* Problem requirements
For this exercise, output every line of the data as it stands.

[Given records — start]

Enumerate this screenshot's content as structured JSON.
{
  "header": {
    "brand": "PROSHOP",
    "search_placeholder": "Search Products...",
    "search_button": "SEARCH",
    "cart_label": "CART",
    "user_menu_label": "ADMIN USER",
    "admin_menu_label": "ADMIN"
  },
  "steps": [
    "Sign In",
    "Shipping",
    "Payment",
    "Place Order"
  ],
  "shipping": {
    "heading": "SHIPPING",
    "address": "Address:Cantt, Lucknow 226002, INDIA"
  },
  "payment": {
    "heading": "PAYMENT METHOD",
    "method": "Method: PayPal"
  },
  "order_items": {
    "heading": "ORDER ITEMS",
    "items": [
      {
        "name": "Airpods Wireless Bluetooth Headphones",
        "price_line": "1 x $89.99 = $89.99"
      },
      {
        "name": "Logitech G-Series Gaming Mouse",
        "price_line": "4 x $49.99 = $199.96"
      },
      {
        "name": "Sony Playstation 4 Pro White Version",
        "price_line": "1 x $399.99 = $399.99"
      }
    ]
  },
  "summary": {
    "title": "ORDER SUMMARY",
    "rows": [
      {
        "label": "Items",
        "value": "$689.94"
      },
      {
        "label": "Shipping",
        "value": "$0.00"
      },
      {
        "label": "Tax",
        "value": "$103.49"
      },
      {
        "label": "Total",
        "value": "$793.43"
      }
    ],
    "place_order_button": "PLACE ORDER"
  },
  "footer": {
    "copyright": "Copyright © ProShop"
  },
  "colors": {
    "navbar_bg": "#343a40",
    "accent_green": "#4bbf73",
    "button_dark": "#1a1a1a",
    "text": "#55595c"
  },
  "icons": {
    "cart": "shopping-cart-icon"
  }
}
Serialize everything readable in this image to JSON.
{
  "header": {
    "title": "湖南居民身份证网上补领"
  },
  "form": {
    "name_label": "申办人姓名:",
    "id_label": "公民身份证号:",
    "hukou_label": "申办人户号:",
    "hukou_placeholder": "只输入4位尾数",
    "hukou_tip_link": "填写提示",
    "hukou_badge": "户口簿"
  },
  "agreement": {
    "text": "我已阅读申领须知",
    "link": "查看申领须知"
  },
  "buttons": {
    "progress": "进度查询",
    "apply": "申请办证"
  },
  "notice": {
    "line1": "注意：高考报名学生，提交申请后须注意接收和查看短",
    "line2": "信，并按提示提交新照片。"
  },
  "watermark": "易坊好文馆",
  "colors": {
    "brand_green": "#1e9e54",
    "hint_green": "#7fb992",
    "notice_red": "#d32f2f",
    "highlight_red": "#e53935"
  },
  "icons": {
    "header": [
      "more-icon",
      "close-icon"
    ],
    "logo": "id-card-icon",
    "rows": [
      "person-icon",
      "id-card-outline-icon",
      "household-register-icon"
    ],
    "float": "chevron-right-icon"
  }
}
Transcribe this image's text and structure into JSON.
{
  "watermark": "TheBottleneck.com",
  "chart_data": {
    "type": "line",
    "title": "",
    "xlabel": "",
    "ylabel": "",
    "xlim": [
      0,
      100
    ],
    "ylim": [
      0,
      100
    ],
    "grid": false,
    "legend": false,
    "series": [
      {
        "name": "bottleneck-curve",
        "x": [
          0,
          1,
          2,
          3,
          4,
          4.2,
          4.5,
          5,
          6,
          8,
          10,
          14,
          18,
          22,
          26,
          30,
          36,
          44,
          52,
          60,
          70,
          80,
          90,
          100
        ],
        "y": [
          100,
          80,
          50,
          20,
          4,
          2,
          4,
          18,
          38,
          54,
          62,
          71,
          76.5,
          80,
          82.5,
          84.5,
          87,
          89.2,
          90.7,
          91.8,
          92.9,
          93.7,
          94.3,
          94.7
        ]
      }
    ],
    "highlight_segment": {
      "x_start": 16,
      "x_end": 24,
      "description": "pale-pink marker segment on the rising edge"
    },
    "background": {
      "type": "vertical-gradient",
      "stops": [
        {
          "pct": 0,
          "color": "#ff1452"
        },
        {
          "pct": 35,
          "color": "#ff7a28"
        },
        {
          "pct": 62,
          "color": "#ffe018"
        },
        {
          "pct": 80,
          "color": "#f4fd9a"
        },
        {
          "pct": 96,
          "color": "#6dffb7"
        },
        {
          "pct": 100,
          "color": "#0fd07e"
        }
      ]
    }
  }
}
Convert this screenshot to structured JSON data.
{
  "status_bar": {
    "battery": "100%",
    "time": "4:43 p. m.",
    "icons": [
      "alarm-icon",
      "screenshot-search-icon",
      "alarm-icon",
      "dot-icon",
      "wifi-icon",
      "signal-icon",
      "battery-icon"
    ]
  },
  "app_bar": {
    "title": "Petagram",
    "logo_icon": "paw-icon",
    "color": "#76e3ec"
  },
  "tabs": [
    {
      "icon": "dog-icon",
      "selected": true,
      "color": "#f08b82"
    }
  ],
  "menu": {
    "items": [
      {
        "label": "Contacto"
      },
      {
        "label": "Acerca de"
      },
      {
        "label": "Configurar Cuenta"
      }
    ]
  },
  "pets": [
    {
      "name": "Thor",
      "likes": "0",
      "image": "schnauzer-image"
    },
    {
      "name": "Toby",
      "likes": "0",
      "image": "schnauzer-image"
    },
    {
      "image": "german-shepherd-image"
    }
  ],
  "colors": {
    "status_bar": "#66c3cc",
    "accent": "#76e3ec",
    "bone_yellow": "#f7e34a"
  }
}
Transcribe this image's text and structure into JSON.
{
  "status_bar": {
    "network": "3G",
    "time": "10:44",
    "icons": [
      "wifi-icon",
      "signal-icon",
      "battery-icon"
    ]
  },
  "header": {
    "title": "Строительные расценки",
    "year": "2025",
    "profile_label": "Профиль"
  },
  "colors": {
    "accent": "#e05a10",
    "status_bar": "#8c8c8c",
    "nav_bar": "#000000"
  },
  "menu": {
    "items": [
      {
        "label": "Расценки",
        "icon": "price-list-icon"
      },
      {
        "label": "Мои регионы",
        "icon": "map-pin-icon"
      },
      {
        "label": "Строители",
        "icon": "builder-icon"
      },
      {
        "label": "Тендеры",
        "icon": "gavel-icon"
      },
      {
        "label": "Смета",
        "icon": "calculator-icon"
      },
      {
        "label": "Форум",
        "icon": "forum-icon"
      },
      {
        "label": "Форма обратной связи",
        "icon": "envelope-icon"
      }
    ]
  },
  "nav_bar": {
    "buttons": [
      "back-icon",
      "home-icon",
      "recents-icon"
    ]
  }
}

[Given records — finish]

* Exercise answer
Enumerate this screenshot's content as structured JSON.
{
  "header": {
    "brand": "PROSHOP",
    "search_placeholder": "Search Products...",
    "search_button": "SEARCH",
    "cart_label": "CART",
    "user_menu_label": "ADMIN USER",
    "admin_menu_label": "ADMIN"
  },
  "steps": [
    "Sign In",
    "Shipping",
    "Payment",
    "Place Order"
  ],
  "shipping": {
    "heading": "SHIPPING",
    "address": "Address:Cantt, Lucknow 226002, INDIA"
  },
  "payment": {
    "heading": "PAYMENT METHOD",
    "method": "Method: PayPal"
  },
  "order_items": {
    "heading": "ORDER ITEMS",
    "items": [
      {
        "name": "Airpods Wireless Bluetooth Headphones",
        "price_line": "1 x $89.99 = $89.99"
      },
      {
        "name": "Logitech G-Series Gaming Mouse",
        "price_line": "4 x $49.99 = $199.96"
      },
      {
        "name": "Sony Playstation 4 Pro White Version",
        "price_line": "1 x $399.99 = $399.99"
      }
    ]
  },
  "summary": {
    "title": "ORDER SUMMARY",
    "rows": [
      {
        "label": "Items",
        "value": "$689.94"
      },
      {
        "label": "Shipping",
        "value": "$0.00"
      },
      {
        "label": "Tax",
        "value": "$103.49"
      },
      {
        "label": "Total",
        "value": "$793.43"
      }
    ],
    "place_order_button": "PLACE ORDER"
  },
  "footer": {
    "copyright": "Copyright © ProShop"
  },
  "colors": {
    "navbar_bg": "#343a40",
    "accent_green": "#4bbf73",
    "button_dark": "#1a1a1a",
    "text": "#55595c"
  },
  "icons": {
    "cart": "shopping-cart-icon"
  }
}
Serialize everything readable in this image to JSON.
{
  "header": {
    "title": "湖南居民身份证网上补领"
  },
  "form": {
    "name_label": "申办人姓名:",
    "id_label": "公民身份证号:",
    "hukou_label": "申办人户号:",
    "hukou_placeholder": "只输入4位尾数",
    "hukou_tip_link": "填写提示",
    "hukou_badge": "户口簿"
  },
  "agreement": {
    "text": "我已阅读申领须知",
    "link": "查看申领须知"
  },
  "buttons": {
    "progress": "进度查询",
    "apply": "申请办证"
  },
  "notice": {
    "line1": "注意：高考报名学生，提交申请后须注意接收和查看短",
    "line2": "信，并按提示提交新照片。"
  },
  "watermark": "易坊好文馆",
  "colors": {
    "brand_green": "#1e9e54",
    "hint_green": "#7fb992",
    "notice_red": "#d32f2f",
    "highlight_red": "#e53935"
  },
  "icons": {
    "header": [
      "more-icon",
      "close-icon"
    ],
    "logo": "id-card-icon",
    "rows": [
      "person-icon",
      "id-card-outline-icon",
      "household-register-icon"
    ],
    "float": "chevron-right-icon"
  }
}
Transcribe this image's text and structure into JSON.
{
  "watermark": "TheBottleneck.com",
  "chart_data": {
    "type": "line",
    "title": "",
    "xlabel": "",
    "ylabel": "",
    "xlim": [
      0,
      100
    ],
    "ylim": [
      0,
      100
    ],
    "grid": false,
    "legend": false,
    "series": [
      {
        "name": "bottleneck-curve",
        "x": [
          0,
          1,
          2,
          3,
          4,
          4.2,
          4.5,
          5,
          6,
          8,
          10,
          14,
          18,
          22,
          26,
          30,
          36,
          44,
          52,
          60,
          70,
          80,
          90,
          100
        ],
        "y": [
          100,
          80,
          50,
          20,
          4,
          2,
          4,
          18,
          38,
          54,
          62,
          71,
          76.5,
          80,
          82.5,
          84.5,
          87,
          89.2,
          90.7,
          91.8,
          92.9,
          93.7,
          94.3,
          94.7
        ]
      }
    ],
    "highlight_segment": {
      "x_start": 16,
      "x_end": 24,
      "description": "pale-pink marker segment on the rising edge"
    },
    "background": {
      "type": "vertical-gradient",
      "stops": [
        {
          "pct": 0,
          "color": "#ff1452"
        },
        {
          "pct": 35,
          "color": "#ff7a28"
        },
        {
          "pct": 62,
          "color": "#ffe018"
        },
        {
          "pct": 80,
          "color": "#f4fd9a"
        },
        {
          "pct": 96,
          "color": "#6dffb7"
        },
        {
          "pct": 100,
          "color": "#0fd07e"
        }
      ]
    }
  }
}
Convert this screenshot to structured JSON data.
{
  "status_bar": {
    "battery": "100%",
    "time": "4:43 p. m.",
    "icons": [
      "alarm-icon",
      "screenshot-search-icon",
      "alarm-icon",
      "dot-icon",
      "wifi-icon",
      "signal-icon",
      "battery-icon"
    ]
  },
  "app_bar": {
    "title": "Petagram",
    "logo_icon": "paw-icon",
    "color": "#76e3ec"
  },
  "tabs": [
    {
      "icon": "dog-icon",
      "selected": true,
      "color": "#f08b82"
    }
  ],
  "menu": {
    "items": [
      {
        "label": "Contacto"
      },
      {
        "label": "Acerca de"
      },
      {
        "label": "Configurar Cuenta"
      }
    ]
  },
  "pets": [
    {
      "name": "Thor",
      "likes": "0",
      "image": "schnauzer-image"
    },
    {
      "name": "Toby",
      "likes": "0",
      "image": "schnauzer-image"
    },
    {
      "image": "german-shepherd-image"
    }
  ],
  "colors": {
    "status_bar": "#66c3cc",
    "accent": "#76e3ec",
    "bone_yellow": "#f7e34a"
  }
}
Transcribe this image's text and structure into JSON.
{
  "status_bar": {
    "network": "3G",
    "time": "10:44",
    "icons": [
      "wifi-icon",
      "signal-icon",
      "battery-icon"
    ]
  },
  "header": {
    "title": "Строительные расценки",
    "year": "2025",
    "profile_label": "Профиль"
  },
  "colors": {
    "accent": "#e05a10",
    "status_bar": "#8c8c8c",
    "nav_bar": "#000000"
  },
  "menu": {
    "items": [
      {
        "label": "Расценки",
        "icon": "price-list-icon"
      },
      {
        "label": "Мои регионы",
        "icon": "map-pin-icon"
      },
      {
        "label": "Строители",
        "icon": "builder-icon"
      },
      {
        "label": "Тендеры",
        "icon": "gavel-icon"
      },
      {
        "label": "Смета",
        "icon": "calculator-icon"
      },
      {
        "label": "Форум",
        "icon": "forum-icon"
      },
      {
        "label": "Форма обратной связи",
        "icon": "envelope-icon"
      }
    ]
  },
  "nav_bar": {
    "buttons": [
      "back-icon",
      "home-icon",
      "recents-icon"
    ]
  }
}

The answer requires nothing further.